The film style maybe is less flashy than Abrams’ first episode, but it sticks with the high visual and acoustic quality you come to expect, as well as the diversity of settings. Even though much of the plot takes place on ships, the movie manages to sneak in some gorgeous planet surfaces and unique visuals. The sound design is also great. The technical quality doesn’t seem to be the reason audiences dislike the movie apparently. It is obvious though that the movie took a lot of risks and tried to be progressive with the legacy that Star Wars presents. And while it surely isn’t the perfect film, it’s got a lot going for it in my opinion.

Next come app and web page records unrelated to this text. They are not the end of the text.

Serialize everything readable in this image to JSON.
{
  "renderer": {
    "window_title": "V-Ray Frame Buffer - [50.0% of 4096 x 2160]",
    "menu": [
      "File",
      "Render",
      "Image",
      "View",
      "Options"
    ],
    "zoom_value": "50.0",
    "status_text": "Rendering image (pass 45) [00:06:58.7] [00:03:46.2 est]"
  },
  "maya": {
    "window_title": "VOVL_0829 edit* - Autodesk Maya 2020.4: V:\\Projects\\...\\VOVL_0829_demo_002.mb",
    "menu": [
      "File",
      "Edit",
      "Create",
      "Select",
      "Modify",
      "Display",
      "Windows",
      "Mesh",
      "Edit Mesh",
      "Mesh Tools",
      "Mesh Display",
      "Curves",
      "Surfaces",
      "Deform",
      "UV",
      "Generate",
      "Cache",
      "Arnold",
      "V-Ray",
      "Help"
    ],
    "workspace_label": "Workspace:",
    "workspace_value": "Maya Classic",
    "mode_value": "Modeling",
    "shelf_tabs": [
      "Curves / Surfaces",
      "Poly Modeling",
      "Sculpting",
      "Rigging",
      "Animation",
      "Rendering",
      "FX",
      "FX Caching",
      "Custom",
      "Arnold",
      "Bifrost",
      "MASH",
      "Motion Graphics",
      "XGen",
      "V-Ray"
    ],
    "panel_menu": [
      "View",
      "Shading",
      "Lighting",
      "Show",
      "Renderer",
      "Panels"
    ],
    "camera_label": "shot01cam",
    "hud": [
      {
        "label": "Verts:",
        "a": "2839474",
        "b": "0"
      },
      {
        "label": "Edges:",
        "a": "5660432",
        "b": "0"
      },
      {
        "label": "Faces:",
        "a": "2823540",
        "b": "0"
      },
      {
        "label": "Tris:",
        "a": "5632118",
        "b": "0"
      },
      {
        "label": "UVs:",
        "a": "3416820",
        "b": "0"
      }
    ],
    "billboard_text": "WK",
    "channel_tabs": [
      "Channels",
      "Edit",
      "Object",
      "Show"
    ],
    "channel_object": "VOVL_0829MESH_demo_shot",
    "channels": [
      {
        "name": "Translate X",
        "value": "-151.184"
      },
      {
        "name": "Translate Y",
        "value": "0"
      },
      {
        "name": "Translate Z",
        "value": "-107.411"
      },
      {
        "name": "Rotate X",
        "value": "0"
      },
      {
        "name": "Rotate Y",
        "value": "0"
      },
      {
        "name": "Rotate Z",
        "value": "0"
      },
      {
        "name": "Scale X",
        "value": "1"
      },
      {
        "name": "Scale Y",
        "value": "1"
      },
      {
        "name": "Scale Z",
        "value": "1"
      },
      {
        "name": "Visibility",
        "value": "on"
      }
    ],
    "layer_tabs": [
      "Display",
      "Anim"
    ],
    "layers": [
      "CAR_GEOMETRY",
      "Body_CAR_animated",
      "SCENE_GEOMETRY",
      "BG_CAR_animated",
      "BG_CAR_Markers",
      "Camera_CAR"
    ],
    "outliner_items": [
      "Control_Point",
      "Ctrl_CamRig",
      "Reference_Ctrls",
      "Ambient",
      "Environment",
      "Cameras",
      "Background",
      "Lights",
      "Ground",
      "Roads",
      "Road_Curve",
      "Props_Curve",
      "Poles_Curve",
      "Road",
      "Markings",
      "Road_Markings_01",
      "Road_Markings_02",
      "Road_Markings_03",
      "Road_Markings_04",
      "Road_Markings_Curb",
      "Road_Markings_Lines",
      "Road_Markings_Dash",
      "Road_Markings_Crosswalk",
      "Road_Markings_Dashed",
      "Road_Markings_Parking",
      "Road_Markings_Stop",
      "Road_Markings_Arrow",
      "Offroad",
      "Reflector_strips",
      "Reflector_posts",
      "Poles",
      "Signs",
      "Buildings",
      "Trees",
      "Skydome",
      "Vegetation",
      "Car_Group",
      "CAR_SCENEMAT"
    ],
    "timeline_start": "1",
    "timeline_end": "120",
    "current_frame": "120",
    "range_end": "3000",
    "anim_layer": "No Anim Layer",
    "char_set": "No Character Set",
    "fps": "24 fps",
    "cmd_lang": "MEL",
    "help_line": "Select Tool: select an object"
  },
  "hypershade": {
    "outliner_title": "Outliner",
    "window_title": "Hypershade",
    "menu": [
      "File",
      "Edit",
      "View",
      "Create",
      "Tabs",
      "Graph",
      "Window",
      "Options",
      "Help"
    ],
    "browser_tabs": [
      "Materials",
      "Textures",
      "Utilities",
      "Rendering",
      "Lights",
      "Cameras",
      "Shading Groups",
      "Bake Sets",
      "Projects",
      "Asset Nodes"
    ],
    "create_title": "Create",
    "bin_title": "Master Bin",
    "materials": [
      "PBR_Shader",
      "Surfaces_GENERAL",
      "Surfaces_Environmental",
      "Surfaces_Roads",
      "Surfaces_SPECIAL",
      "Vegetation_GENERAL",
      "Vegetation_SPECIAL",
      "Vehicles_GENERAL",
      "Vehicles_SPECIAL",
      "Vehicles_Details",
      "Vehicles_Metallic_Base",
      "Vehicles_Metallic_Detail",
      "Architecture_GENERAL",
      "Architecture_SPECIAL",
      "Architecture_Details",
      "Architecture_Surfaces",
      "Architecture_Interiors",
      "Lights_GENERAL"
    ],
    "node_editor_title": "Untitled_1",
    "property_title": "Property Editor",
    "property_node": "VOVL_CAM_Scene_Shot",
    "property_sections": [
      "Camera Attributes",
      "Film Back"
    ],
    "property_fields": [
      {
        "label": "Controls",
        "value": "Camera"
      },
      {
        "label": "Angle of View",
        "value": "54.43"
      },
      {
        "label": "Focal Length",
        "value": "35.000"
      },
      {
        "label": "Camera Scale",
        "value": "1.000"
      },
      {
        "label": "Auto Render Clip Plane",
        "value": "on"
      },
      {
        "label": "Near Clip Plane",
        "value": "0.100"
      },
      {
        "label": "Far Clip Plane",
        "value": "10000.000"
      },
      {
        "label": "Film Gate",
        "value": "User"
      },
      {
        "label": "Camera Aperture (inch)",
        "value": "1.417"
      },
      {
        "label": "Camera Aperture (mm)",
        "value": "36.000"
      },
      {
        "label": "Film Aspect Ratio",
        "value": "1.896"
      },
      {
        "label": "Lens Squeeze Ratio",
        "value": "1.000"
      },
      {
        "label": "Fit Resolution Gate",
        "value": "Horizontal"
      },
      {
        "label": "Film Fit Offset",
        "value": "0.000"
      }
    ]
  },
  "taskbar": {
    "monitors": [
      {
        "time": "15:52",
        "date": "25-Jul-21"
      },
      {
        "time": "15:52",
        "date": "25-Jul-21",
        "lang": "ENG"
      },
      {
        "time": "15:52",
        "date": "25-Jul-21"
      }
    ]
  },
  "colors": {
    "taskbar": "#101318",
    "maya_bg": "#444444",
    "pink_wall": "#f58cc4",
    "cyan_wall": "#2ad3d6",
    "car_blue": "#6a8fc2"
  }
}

There is something about this movie (greater than it being Star Wars) that connects deeply with me. Maybe it’s about the next generation taking over while the former generation is fading and mostly getting out of the way while trying to assure a transition of some sort. Maybe it’s the idea of aging characters you love, doing what they can do best for one last time, while new characters are trying to find their place in the worl… hum, galaxy. Transitions are hard, and in doing prequels, Star Wars has avoided them for the most part. So Johnson had an important task in his hands in making the next step after Abrams rather reminiscing first episode. All in all it seems he did a good job with that. But some fans may have a hard time in approving of this „new” Star Wars universe where good and bad isn’t as clear cut.
I think there are some (partly serious) flaws in terms of getting the mood right, sometimes the mood inexplicably changes from serious to ridiculous or back. There are jokes that seem misplaced and logical jumps that don’t work well for me. On the same note there are one or two aspects that for a movie that tries to stay believable and not too “out-of-this-world” are too much of a leap imho. Some plot points that EP:VII put on the list seem to be resolved quite hastily, and all depth of what could have been just blows away.
I tried to write this all down quite quickly after I first watched it in cinema but then didn’t publish it. Maybe it was the bitter sweet realisation when the credits were rolling, that this was indeed the first Star Wars movie I would not watch with my dad. I also had to watch the movie again at home after more than a year to remember that I had not finished the review. And after watching Solo, I felt this certainly was the better Star Wars movie of the last two years, so I should have.
Some fans are criticising that Disney is really milking the cow with the franchise, rather having material (at least film-wise) to release yearly than really going for quality, new ideas and putting in the time to get it right. That might be true for Solo (which I might review at some point) but is not fully true for The Last Jedi. Sure, there are some gaps in the logic, and if you look at some of the fight scenes too closely they are not nearly as well choreographed as the fights in the prequels. But then again, there is an over-arching emotional tone to the movie and the attempt to take Star Wars where it has not been before. This was not an easy movie to make (if you believe the making-of-documentary) and maybe it’s not a movie meant to be easily liked as well.
All in all though, this a worthy addition to the third trilogy and an interesting and surprising turn in many ways.
Images taken from https://www.moviestillsdb.com